↓

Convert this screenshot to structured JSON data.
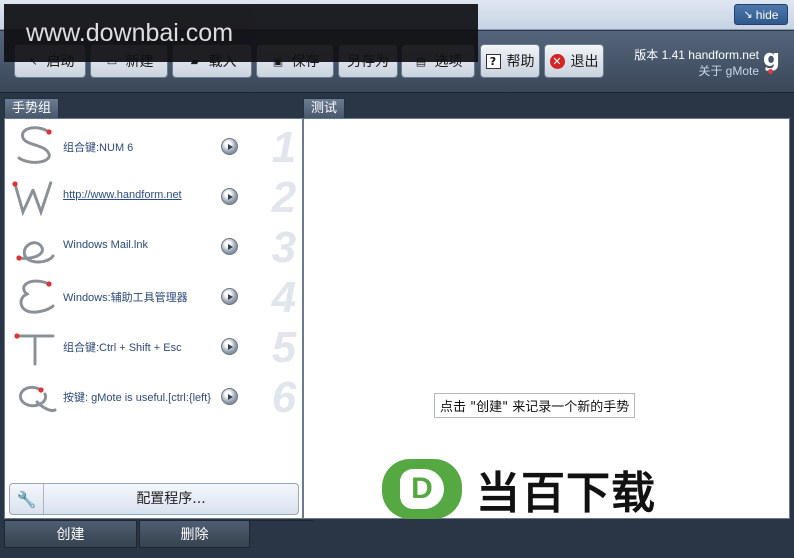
{
  "header": {
    "hide_label": "hide"
  },
  "toolbar": {
    "buttons": [
      {
        "label": "启动",
        "icon": "cursor-icon"
      },
      {
        "label": "新建",
        "icon": "new-file-icon"
      },
      {
        "label": "载入",
        "icon": "open-folder-icon"
      },
      {
        "label": "保存",
        "icon": "save-disk-icon"
      },
      {
        "label": "另存为",
        "icon": "save-as-icon"
      },
      {
        "label": "选项",
        "icon": "options-icon"
      },
      {
        "label": "帮助",
        "icon": "help-icon"
      },
      {
        "label": "退出",
        "icon": "exit-icon"
      }
    ],
    "version": "版本 1.41 handform.net",
    "about": "关于 gMote",
    "logo": "g"
  },
  "watermark": {
    "site": "www.downbai.com",
    "brand": "当百下载",
    "brand_letter": "D",
    "brand_color": "#56a842"
  },
  "left_panel": {
    "title": "手势组",
    "gestures": [
      {
        "glyph": "S",
        "action": "组合键:NUM 6",
        "num": "1",
        "is_link": false
      },
      {
        "glyph": "W",
        "action": "http://www.handform.net",
        "num": "2",
        "is_link": true
      },
      {
        "glyph": "e",
        "action": "Windows Mail.lnk",
        "num": "3",
        "is_link": false
      },
      {
        "glyph": "E",
        "action": "Windows:辅助工具管理器",
        "num": "4",
        "is_link": false
      },
      {
        "glyph": "T",
        "action": "组合键:Ctrl + Shift + Esc",
        "num": "5",
        "is_link": false
      },
      {
        "glyph": "Q",
        "action": "按键: gMote is useful.[ctrl:{left}",
        "num": "6",
        "is_link": false
      }
    ],
    "config_label": "配置程序..."
  },
  "right_panel": {
    "title": "测试",
    "hint": "点击 \"创建\" 来记录一个新的手势"
  },
  "bottom": {
    "create_label": "创建",
    "delete_label": "删除"
  }
}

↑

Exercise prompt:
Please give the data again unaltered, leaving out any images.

Exercise answer:
Convert this screenshot to structured JSON data.
{
  "header": {
    "hide_label": "hide"
  },
  "toolbar": {
    "buttons": [
      {
        "label": "启动",
        "icon": "cursor-icon"
      },
      {
        "label": "新建",
        "icon": "new-file-icon"
      },
      {
        "label": "载入",
        "icon": "open-folder-icon"
      },
      {
        "label": "保存",
        "icon": "save-disk-icon"
      },
      {
        "label": "另存为",
        "icon": "save-as-icon"
      },
      {
        "label": "选项",
        "icon": "options-icon"
      },
      {
        "label": "帮助",
        "icon": "help-icon"
      },
      {
        "label": "退出",
        "icon": "exit-icon"
      }
    ],
    "version": "版本 1.41 handform.net",
    "about": "关于 gMote",
    "logo": "g"
  },
  "watermark": {
    "site": "www.downbai.com",
    "brand": "当百下载",
    "brand_letter": "D",
    "brand_color": "#56a842"
  },
  "left_panel": {
    "title": "手势组",
    "gestures": [
      {
        "glyph": "S",
        "action": "组合键:NUM 6",
        "num": "1",
        "is_link": false
      },
      {
        "glyph": "W",
        "action": "http://www.handform.net",
        "num": "2",
        "is_link": true
      },
      {
        "glyph": "e",
        "action": "Windows Mail.lnk",
        "num": "3",
        "is_link": false
      },
      {
        "glyph": "E",
        "action": "Windows:辅助工具管理器",
        "num": "4",
        "is_link": false
      },
      {
        "glyph": "T",
        "action": "组合键:Ctrl + Shift + Esc",
        "num": "5",
        "is_link": false
      },
      {
        "glyph": "Q",
        "action": "按键: gMote is useful.[ctrl:{left}",
        "num": "6",
        "is_link": false
      }
    ],
    "config_label": "配置程序..."
  },
  "right_panel": {
    "title": "测试",
    "hint": "点击 \"创建\" 来记录一个新的手势"
  },
  "bottom": {
    "create_label": "创建",
    "delete_label": "删除"
  }
}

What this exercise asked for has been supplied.